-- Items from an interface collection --
<<<<

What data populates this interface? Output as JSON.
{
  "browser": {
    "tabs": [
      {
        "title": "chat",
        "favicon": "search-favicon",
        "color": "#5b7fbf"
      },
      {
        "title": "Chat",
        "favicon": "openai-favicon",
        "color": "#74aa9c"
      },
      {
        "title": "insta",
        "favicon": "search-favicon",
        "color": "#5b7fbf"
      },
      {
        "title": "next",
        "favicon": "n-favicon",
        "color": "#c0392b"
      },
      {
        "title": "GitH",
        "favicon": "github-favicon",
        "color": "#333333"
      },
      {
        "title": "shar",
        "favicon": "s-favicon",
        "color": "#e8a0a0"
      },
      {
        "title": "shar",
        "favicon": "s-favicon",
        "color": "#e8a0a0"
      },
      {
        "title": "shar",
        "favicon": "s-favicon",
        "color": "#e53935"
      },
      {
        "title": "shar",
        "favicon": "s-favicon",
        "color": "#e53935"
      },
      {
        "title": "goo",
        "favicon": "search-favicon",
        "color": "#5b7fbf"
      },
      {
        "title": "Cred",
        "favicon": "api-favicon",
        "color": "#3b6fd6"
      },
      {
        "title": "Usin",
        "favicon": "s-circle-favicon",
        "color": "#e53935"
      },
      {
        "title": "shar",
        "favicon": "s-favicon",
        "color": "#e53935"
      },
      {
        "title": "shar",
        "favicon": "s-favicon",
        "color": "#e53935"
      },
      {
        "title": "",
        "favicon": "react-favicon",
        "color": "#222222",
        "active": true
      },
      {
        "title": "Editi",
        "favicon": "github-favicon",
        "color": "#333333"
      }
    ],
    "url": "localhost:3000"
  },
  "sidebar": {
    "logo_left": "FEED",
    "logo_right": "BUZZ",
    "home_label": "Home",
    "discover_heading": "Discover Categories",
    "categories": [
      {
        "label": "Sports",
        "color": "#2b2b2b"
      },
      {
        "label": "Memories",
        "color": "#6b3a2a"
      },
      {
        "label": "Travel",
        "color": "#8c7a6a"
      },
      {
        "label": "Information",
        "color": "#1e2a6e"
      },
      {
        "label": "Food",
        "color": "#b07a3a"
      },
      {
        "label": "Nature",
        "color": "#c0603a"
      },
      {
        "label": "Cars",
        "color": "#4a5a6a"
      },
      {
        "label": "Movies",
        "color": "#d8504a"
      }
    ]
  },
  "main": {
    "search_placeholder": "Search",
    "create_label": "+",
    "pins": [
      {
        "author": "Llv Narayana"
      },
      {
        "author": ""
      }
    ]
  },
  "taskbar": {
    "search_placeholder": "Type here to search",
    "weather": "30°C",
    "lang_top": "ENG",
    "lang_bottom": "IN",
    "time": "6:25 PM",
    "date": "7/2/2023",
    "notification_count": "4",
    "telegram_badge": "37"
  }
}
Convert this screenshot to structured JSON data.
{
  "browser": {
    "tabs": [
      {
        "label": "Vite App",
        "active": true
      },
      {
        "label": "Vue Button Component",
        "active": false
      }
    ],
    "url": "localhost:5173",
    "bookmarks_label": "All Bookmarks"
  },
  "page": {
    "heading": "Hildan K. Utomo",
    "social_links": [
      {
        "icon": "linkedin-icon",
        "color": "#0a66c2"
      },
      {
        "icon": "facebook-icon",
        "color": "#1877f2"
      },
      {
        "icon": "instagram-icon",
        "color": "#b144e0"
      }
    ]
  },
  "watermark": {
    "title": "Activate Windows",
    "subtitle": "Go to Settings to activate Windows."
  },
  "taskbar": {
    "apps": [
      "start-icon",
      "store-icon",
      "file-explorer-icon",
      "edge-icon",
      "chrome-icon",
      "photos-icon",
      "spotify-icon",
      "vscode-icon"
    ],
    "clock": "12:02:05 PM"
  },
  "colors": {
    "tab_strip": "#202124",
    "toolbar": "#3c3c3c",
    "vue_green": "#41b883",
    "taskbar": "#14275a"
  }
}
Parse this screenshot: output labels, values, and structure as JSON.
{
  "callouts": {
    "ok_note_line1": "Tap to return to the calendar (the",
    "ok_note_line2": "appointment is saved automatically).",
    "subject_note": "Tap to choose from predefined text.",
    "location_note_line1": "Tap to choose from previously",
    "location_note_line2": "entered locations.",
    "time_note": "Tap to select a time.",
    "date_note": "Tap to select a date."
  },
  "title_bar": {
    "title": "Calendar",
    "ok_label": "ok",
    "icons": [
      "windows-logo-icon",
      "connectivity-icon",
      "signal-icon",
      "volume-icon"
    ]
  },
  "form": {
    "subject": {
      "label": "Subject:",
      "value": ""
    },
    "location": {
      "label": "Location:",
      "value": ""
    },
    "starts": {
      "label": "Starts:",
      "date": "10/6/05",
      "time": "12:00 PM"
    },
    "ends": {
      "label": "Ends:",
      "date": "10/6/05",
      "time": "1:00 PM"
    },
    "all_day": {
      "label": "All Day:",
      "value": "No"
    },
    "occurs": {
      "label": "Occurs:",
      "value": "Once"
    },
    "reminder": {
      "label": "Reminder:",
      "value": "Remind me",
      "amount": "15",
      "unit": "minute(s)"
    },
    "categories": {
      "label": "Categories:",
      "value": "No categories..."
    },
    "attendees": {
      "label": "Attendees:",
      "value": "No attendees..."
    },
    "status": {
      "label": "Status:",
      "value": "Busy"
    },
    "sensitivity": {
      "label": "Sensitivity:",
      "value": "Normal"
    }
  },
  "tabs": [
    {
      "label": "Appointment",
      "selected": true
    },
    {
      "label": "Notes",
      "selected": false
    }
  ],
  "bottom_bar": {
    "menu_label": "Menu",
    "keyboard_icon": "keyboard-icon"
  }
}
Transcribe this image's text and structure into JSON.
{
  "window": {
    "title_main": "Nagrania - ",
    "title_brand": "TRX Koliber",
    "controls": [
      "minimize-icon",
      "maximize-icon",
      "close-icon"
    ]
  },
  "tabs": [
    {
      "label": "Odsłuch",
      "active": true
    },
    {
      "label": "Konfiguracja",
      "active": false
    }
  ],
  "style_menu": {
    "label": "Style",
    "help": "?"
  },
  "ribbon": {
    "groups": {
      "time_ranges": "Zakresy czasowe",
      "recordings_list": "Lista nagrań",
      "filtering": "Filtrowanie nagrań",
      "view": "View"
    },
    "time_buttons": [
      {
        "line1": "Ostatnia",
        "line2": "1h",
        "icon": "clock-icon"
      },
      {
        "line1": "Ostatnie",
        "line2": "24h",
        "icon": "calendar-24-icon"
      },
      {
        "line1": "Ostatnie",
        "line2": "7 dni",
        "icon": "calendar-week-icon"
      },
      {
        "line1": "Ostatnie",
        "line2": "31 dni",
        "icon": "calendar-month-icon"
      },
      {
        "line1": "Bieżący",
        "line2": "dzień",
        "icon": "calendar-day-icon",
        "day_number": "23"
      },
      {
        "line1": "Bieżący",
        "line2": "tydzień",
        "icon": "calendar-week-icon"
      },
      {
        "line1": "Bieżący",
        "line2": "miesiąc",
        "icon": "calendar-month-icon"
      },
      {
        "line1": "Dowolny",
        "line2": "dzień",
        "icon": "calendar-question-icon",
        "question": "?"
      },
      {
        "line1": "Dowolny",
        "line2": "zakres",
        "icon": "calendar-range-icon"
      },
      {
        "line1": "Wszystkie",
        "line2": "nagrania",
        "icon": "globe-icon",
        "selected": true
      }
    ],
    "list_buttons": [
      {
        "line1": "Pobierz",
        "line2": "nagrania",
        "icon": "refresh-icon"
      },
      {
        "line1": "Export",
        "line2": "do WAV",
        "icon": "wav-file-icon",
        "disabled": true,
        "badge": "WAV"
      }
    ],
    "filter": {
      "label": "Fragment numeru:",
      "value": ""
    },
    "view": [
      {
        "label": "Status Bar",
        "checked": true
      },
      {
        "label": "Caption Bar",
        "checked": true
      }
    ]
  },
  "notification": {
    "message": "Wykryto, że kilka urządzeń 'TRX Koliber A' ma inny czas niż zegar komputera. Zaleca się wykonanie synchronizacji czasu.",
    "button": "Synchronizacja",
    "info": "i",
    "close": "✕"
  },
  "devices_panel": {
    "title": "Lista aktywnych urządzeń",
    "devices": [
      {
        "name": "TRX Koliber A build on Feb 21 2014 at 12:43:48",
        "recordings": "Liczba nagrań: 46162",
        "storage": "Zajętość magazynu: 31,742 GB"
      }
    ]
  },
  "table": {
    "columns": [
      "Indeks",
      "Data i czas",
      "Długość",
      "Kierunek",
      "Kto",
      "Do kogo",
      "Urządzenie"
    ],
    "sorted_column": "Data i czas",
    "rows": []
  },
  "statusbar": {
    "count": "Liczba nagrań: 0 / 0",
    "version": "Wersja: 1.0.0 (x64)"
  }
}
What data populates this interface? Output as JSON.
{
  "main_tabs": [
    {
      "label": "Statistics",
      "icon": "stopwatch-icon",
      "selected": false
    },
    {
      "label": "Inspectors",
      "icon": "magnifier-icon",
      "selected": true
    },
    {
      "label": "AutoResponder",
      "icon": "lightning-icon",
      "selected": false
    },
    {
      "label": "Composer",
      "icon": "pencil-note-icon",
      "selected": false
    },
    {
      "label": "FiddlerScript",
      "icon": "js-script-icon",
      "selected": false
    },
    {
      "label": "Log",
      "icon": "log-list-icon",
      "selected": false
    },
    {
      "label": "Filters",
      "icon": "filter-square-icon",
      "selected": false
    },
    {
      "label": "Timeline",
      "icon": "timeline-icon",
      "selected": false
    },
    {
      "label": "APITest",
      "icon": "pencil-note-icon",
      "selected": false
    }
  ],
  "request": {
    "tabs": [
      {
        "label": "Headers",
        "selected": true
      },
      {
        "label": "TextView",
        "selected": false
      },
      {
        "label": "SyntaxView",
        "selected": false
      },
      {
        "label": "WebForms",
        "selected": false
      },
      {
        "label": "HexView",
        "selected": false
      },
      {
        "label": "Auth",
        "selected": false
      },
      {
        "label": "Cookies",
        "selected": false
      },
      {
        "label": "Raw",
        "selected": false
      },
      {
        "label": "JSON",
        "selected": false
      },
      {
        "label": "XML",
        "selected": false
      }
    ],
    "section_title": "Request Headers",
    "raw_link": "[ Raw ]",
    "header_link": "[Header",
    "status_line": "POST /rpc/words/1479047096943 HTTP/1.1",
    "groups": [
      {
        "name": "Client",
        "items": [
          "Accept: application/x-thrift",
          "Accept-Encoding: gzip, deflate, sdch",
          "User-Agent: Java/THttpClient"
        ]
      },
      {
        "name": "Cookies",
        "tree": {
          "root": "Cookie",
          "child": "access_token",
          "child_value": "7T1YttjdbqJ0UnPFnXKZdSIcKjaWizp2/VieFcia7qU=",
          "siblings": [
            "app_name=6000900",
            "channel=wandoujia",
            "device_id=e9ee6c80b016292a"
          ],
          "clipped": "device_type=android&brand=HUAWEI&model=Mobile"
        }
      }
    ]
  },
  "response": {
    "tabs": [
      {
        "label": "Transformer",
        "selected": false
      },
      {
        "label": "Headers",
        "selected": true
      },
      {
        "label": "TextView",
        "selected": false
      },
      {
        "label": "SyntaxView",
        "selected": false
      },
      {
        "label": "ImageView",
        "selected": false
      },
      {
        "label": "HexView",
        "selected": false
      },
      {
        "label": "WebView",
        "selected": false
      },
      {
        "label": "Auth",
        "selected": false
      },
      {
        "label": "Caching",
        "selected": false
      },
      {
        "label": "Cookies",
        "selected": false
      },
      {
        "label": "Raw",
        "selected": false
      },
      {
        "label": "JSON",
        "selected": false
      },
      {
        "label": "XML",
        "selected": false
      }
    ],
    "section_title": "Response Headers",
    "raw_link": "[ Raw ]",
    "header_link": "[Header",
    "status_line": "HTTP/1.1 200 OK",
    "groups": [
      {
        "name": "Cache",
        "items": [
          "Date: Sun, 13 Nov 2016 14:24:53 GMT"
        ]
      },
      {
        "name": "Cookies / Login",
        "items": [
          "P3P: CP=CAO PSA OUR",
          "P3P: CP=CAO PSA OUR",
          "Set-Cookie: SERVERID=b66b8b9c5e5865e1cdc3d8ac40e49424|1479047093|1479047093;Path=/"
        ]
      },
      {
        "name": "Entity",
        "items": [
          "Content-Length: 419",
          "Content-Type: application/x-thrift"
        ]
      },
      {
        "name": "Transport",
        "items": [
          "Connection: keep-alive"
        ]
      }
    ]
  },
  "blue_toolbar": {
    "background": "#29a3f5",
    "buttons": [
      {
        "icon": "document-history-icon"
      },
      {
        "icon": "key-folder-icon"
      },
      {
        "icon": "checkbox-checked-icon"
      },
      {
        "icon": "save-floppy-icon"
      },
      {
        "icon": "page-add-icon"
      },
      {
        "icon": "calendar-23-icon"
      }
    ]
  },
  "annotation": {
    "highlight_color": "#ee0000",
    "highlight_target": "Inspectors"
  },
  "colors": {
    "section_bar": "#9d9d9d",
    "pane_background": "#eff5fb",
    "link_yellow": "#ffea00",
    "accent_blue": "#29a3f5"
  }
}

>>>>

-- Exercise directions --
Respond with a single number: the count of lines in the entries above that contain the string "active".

-- Exercise answer --
5